Monkey World

Rescue & Rehabilitation

Set amongst the woodland of Dorset lays 65 acres of sanctuary for over 250 primates. Monkey World was set up in 1987 by Jim Cronin to provide abused Spanish beach chimps with a permanent, stable home. Today Monkey World works in conjunction with foreign governments from all over the world to stop the illegal smuggling of apes out of Africa and Asia. At the park visitors can see over 250 primates of more than 20 different species.

At Monkey World

There are currently 54 chimpanzees at Monkey World, in four different social groups. Monkey World has rescued chimpanzees from Spain, Greece, France, England, Austria, The Netherlands, Israel, Cyprus, Dubai, Mexico, Turkey, Thailand, Saudi Arabia, and Lebanon where they were being used and/or abused in laboratories, as exotic pets, as photographer’s props, or as circus animals. Their exact histories vary, but the majority of them share part of the same story. Born in Africa, chimpanzees are taken from their family groups as youngsters. Poaching expeditions for bush meat and the capture of young animals results in the slaughter of adults as they try and defend their babies and extended family. It is estimated that the removal of one infant will result in the death of up to ten other chimpanzees. The young animals are smuggled out of Africa and then sold illegally abroad.

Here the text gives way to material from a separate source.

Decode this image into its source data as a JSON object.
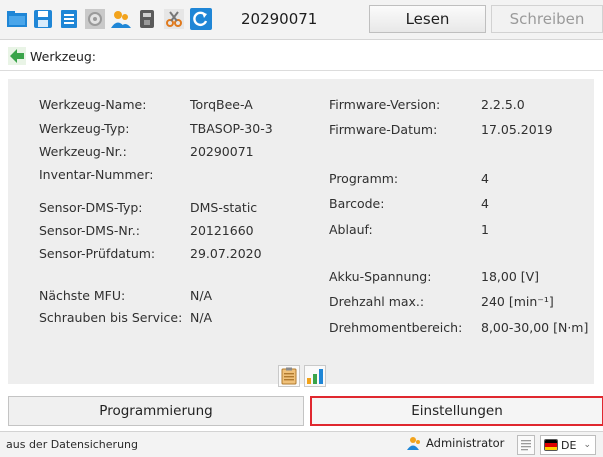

Spanish Beach Chimps

In the case of Spanish beach chimps, they are dressed up in human clothes and worked in tourist resorts, often for 16 hours per day as a photographer’s prop. When the chimpanzees reach 4 or 5 years of age they become uncontrollable and are usually killed in order to be replaced with a new baby chimp. Some photographers will try and control their chimps by beating them and pulling their teeth out and/or putting them on drugs. Monkey World, in co-operation with Spanish authorities, confiscates all known beach chimpanzees. New arrivals are given a full medical check and such examinations often reveal serious injuries such as machete wounds and broken bones. Many of the chimps come to us addicted to drugs. Recovery and rehabilitation is a lengthy process with many of the animals suffering from malnutrition and anaemia.


At Monkey World we rehabilitate the chimpanzees into large social groups but we keep the females on birth control. There are still many chimpanzees that need rescuing and, for this reason, we do not allow our animals to breed in order that we have the space and funding to rescue others. At present there are 4 groups of chimpanzees at the park; three mixed-sex groups and one all male group.

Monkey World is also working in Asia with the Pingtung Rescue Centre for Endangered Wild Animals to try to stop the smuggling of gibbons and orang-utans from the wild. We are also conducting undercover surveys of the illegal pet trade in South East Asia.

On site there is a hospital and operating theatre where most of the medical examination and operations on the apes and monkeys are performed. While we have a local vet and a specialist primate vet, the staff at Monkey World are recognised as experts in primate rehabilitation and health. We also bring in specialists as needed such as paediatricians, dentists, ear, nose and throat surgeons, ophthalmic specialists, and gynaecologists.

As seen on TV

Monkey World has featured in many television programmes including:

  • Pick, Channel 5 and Animal Planet – the ‘Monkey Life‘ series continues on from ‘Monkey Business’ and is in continual production at the park.
  • ITV – Nature Watch;
  • BBC – Operation Chimpanzee;
  • BBC – State of the Ark which highlighted our rescue and rehabilitation work;
  • BBC – Animal Hospital;
  • CNN & Sky TV – Highlighting a rescue operation in Turkey of smuggled chimpanzees;
  • ITV – GMTV covering the illegal pet trade in Turkey.
  • BBC – QED Saving Trudy.
  • Granada and Discovery Channels – 9 series of ‘Monkey Business’ were produced, documenting Monkey World’s rescue and rehabilitation work.
  • BBC- The One Show following the rescue of marmoset Sid Vicious from the legal UK pet trade.

Our costs of providing quality and continuing care are high. We operate an adoption scheme to assist in our fund raising, which includes an annual entry pass to the park. Our work can only continue with the assistance of our supporters and visitors.